▶ TASK TO CARRY OUT: The answer must consist of each line of the records below that contains the string "frontend".

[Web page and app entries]
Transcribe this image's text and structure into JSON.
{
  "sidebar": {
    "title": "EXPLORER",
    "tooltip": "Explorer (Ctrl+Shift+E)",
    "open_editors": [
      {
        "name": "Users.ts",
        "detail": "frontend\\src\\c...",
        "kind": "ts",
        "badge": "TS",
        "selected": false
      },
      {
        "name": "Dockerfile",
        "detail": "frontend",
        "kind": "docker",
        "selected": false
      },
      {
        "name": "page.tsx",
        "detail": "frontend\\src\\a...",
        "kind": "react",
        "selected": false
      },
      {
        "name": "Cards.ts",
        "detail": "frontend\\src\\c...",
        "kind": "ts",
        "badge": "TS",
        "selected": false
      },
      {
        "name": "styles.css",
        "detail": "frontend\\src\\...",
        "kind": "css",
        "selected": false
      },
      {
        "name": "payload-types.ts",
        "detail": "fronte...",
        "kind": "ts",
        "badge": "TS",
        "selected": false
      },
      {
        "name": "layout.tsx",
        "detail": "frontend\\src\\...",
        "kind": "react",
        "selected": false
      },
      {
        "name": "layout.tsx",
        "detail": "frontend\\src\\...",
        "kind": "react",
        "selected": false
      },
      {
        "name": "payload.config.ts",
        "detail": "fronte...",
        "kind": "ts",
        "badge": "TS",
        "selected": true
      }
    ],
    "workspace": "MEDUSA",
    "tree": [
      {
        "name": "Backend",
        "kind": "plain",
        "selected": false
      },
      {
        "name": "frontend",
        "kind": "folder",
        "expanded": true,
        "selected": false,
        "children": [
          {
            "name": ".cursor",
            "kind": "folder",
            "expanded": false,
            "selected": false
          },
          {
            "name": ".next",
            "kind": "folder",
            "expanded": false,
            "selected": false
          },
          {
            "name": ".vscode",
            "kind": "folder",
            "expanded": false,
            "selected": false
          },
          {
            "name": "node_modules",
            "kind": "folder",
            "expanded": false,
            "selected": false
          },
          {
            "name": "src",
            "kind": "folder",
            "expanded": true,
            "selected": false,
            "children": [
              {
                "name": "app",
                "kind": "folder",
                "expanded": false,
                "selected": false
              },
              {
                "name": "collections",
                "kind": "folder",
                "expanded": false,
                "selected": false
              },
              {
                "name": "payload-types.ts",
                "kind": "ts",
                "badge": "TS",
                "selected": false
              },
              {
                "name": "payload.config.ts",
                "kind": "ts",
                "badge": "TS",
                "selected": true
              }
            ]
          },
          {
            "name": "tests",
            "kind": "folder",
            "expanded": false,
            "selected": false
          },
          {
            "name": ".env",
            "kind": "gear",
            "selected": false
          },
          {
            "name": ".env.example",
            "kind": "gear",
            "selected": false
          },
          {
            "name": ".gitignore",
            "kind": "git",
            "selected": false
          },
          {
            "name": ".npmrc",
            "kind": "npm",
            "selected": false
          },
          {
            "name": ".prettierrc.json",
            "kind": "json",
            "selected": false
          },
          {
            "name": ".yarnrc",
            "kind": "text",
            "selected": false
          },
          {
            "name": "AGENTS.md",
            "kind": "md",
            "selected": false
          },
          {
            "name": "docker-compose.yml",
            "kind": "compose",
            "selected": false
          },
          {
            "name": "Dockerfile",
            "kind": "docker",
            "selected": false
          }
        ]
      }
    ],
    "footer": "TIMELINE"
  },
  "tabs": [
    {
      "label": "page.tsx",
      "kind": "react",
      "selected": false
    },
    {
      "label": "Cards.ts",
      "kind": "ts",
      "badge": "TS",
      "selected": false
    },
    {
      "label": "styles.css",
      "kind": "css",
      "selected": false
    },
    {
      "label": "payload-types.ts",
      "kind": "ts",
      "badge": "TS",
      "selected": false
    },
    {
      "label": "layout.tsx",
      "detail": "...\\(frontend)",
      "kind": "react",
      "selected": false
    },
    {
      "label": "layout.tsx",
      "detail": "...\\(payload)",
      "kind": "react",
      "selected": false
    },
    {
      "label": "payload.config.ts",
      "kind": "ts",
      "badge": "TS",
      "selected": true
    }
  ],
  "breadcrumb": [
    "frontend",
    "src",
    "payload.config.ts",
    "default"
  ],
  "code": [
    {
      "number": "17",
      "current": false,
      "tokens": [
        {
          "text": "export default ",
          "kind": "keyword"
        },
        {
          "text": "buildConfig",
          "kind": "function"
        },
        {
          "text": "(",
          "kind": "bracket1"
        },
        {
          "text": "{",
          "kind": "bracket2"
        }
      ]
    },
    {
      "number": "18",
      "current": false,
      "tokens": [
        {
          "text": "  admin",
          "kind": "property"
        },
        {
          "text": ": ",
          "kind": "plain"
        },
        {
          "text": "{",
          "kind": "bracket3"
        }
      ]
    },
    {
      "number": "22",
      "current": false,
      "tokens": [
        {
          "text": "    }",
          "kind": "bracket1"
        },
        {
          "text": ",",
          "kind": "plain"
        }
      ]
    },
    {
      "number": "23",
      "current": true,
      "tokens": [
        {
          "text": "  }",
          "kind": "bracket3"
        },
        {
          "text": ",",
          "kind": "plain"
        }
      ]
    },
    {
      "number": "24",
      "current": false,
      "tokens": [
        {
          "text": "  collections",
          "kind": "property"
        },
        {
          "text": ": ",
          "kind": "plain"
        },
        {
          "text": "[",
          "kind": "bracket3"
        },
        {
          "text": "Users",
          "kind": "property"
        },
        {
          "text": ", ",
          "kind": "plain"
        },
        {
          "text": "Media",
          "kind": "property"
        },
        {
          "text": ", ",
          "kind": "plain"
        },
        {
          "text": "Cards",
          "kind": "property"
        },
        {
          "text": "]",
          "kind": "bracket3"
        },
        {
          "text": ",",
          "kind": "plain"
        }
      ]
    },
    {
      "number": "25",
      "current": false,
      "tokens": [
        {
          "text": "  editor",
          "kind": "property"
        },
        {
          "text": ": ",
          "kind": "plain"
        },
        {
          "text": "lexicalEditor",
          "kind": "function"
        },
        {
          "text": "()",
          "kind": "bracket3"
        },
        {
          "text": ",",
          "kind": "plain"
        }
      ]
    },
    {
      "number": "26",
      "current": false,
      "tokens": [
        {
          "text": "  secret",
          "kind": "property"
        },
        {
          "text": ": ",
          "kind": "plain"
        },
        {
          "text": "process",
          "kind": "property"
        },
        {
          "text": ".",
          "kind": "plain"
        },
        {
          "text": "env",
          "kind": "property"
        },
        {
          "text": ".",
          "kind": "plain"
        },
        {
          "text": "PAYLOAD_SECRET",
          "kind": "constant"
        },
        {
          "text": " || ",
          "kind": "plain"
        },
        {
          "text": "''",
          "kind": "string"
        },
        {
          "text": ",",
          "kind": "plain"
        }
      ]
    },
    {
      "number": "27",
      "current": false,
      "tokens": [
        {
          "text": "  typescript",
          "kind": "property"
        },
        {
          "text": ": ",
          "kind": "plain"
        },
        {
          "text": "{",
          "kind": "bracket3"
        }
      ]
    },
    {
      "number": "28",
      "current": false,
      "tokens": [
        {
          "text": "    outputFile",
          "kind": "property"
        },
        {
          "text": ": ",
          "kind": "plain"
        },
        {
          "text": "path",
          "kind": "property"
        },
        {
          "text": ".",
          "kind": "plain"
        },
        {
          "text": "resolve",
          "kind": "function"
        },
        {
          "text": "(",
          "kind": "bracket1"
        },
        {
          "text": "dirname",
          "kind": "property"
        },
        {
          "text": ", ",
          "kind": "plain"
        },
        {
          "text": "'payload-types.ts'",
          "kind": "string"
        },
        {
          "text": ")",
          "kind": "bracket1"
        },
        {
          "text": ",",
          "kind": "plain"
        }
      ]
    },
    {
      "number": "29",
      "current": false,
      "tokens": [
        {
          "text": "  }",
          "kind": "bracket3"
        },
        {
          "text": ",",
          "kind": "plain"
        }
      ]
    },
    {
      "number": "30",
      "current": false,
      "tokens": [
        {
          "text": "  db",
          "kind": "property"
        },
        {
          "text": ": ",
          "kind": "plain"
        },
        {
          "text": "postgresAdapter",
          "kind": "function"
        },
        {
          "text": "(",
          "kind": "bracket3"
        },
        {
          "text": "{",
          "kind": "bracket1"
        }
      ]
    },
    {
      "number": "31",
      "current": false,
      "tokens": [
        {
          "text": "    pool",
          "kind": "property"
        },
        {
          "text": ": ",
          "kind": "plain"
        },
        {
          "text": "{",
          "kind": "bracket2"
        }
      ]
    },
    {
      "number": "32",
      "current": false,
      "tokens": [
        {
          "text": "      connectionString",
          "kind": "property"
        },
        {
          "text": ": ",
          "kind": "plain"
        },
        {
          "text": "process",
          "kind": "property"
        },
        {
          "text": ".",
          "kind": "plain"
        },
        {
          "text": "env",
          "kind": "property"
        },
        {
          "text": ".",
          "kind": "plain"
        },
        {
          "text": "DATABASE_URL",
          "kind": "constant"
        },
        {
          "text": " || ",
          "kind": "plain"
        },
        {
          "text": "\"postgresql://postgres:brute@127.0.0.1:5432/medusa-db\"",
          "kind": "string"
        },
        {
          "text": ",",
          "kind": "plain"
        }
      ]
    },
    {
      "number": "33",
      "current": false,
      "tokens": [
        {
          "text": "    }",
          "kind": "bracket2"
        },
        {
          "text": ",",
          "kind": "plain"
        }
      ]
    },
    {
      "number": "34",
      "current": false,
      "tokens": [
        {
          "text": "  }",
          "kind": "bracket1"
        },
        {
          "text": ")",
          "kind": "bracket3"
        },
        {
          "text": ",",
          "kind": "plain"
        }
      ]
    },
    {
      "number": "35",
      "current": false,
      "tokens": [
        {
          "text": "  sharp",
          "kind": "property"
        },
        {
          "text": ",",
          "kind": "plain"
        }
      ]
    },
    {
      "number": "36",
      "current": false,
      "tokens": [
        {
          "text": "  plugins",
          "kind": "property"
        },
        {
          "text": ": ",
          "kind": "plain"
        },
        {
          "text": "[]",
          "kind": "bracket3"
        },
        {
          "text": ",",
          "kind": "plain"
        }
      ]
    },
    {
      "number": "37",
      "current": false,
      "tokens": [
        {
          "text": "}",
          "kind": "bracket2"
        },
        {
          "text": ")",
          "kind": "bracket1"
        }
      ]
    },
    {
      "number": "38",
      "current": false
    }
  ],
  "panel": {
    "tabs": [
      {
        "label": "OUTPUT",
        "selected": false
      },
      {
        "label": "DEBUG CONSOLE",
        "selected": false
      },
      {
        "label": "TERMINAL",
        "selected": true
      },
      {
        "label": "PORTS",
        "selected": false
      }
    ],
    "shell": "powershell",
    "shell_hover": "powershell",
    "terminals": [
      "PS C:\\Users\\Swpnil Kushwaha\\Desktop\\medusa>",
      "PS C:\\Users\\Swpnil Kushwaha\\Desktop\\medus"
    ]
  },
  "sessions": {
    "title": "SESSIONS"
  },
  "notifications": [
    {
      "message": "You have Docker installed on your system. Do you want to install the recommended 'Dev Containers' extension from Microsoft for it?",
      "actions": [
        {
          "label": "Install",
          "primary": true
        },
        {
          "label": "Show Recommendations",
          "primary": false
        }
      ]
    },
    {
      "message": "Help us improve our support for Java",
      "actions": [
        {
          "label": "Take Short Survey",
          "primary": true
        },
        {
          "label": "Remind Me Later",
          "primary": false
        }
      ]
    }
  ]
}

▶ COMPLETED EXERCISE:
        "detail": "frontend\\src\\c...",
        "detail": "frontend",
        "detail": "frontend\\src\\a...",
        "detail": "frontend\\src\\c...",
        "detail": "frontend\\src\\...",
        "detail": "frontend\\src\\...",
        "detail": "frontend\\src\\...",
        "name": "frontend",
      "detail": "...\\(frontend)",
    "frontend",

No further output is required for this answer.